Though fears of an oncoming recession remain potent, Las Vegas mortgage experts say existing and aspiring homeowners shouldn’t worry about a housing market crisis to rival that of the late 2000s.
Mortgage providers are much more well-equipped to face economic calamity than they were in 2008, and homeowners just need to know how to ask for help if they need it, said Andrew Leavitt, president of the Nevada Mortgage Lenders Association’s board of directors.
“Even though we’re going to go into a recession, the only time that housing values dipped as much as they did was ’08, and that was because of fraud,” Leavitt said. “And if you look at all of our prior recessions in U.S. history, housing values usually remain resilient and do not increase during a recession because it’s a tangible asset.”
Homeowners who are not familiar with the mortgage industry might be easily spooked by notices of foreclosure or short sale, Leavitt said, without realizing the number of options available to keep their home—such as federal COVID-19 relief or flex modifications that can lower their payment amount in times of hardship or uncertain employment.
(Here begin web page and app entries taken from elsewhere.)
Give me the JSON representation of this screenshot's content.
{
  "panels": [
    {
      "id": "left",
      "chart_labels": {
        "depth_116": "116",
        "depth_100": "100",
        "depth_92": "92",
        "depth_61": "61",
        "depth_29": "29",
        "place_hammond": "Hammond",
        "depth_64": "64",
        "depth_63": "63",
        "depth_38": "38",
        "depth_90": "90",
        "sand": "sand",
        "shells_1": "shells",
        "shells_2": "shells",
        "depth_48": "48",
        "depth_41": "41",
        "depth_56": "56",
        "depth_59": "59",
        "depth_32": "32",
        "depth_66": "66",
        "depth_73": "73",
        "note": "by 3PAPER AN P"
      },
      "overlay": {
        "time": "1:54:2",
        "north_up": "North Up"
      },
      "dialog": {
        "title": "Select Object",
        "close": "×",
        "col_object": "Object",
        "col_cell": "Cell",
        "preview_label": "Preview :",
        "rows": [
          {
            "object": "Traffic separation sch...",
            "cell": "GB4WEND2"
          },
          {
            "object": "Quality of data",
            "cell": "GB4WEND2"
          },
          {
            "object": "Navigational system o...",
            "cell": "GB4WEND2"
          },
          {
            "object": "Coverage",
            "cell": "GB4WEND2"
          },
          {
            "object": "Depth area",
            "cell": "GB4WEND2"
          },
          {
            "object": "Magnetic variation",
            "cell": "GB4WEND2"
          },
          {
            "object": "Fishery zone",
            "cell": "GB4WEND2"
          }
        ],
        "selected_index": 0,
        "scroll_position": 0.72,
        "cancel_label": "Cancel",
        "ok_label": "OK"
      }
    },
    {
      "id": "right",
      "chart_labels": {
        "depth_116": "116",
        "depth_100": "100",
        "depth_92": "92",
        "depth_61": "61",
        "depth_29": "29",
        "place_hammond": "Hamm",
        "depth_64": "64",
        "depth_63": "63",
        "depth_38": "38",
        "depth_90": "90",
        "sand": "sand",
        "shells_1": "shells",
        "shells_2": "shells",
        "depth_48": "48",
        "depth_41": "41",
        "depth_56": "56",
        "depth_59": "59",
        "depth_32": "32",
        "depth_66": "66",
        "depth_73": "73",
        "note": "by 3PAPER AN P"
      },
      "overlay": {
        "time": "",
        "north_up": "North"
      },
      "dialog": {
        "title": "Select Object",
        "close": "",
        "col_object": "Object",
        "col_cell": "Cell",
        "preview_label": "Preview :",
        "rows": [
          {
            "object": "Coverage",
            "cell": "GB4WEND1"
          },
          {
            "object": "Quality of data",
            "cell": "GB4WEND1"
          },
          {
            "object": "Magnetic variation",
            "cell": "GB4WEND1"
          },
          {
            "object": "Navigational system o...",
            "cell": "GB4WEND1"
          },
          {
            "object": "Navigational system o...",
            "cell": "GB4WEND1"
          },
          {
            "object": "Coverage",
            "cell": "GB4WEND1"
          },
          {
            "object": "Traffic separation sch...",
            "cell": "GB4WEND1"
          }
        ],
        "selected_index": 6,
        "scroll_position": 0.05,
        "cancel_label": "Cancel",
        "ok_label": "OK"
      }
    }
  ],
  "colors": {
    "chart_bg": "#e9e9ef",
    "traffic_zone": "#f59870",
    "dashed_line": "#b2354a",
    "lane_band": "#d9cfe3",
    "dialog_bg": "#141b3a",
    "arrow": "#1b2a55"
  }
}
Homeowners struggling to pay their mortgage can also reach out to the CARES Housing Assistance Program (CHAP), he said, which allocates up to $20,000 toward owed payments.
“And where these funds come from is actually from 2008,” Leavitt said. “Las Vegas was the hardest-hit city in the entire nation as far as the client property values, and there were bills that were passed … that gave us what’s called the Hardest Hit Fund.”
Financial hardships in paying mortgages haven’t necessarily increased, but rising rates of debt in other areas can affect one’s ability to make a payment, said Ryan Erekson, a loan officer at Guild Mortgage.
“So a lot of questions I’m getting are around just managing debt, or people asking if there’s any way for them to skip payments or lower payments to help with other debts they have,” Erekson said. “And then when those conversations come up, there’s a few different conversations we kind of work through to try to find solutions for them.”
Wells Fargo is encouraging customers to take advantage of the Homeowner Assistance Fund—both federally and at the state level—which can provide thousands of dollars in aid to those feeling the lingering effects of COVID-19 or who may make their mortgage payment but, as a result, struggle to pay property insurance and similar expenses.
“They’re putting their mortgage first,” said Martin Sanchez, Wells Fargo vice president of mortgage sustainability in the western region. “But we want to ensure our customers are comfortable with making their mortgage payment—not a hiccup or flat tire away from really not being able to make it or sincerely struggling.”
Though the Nevada Homeowner Assistance Fund primarily began as a response to the pandemic, it’s since been adjusted to reflect recurrent, relevant financial hardships, according to Rumaldo Chaidez, housing and education coordinator for Chicanos Por La Causa, a nonprofit that has supported Las Vegas homeowners for more than a decade.
Fears of widespread foreclosures following the pandemic have not come to fruition, Chaidez said, though his organization has seen a lot of need when it comes to homeowners paying their mortgages, particularly due to decreased employment or unemployment.
Applications for assistance have steadily increased recently, he said, and Chicanos Por La Causa partners with the Homeowner Assistance Fund to act as a middleman for people seeking aid.
“Our job is to do outreach to these folks, and get them in the door,” Chaidez said, noting that some homeowners might not seek assistance due to technological barriers. “People tend to start the application and kind of let it go, but that’s what we’re here for. We’re here to walk them through the process and complete that application to either get the approval or the denial.”
Most providers are willing to listen to a plea to postpone a forced sale while homeowners seek assistance, he said, and the worst they can do is say no. “It is never too late to ask for help,” Chaidez said.
All mortgage companies have a hardship hotline for customers, with options ready for assistance, Erekson said. The primary way customers can face financial hardship or prepare for it is by openly communicating with their mortgage companies, he said, and seeking help when they need it.
“Mortgage companies honestly don’t want to foreclose on people,” he said. “They want them to stay in their homes, they want them to make payments and they’re more than willing to try to help.”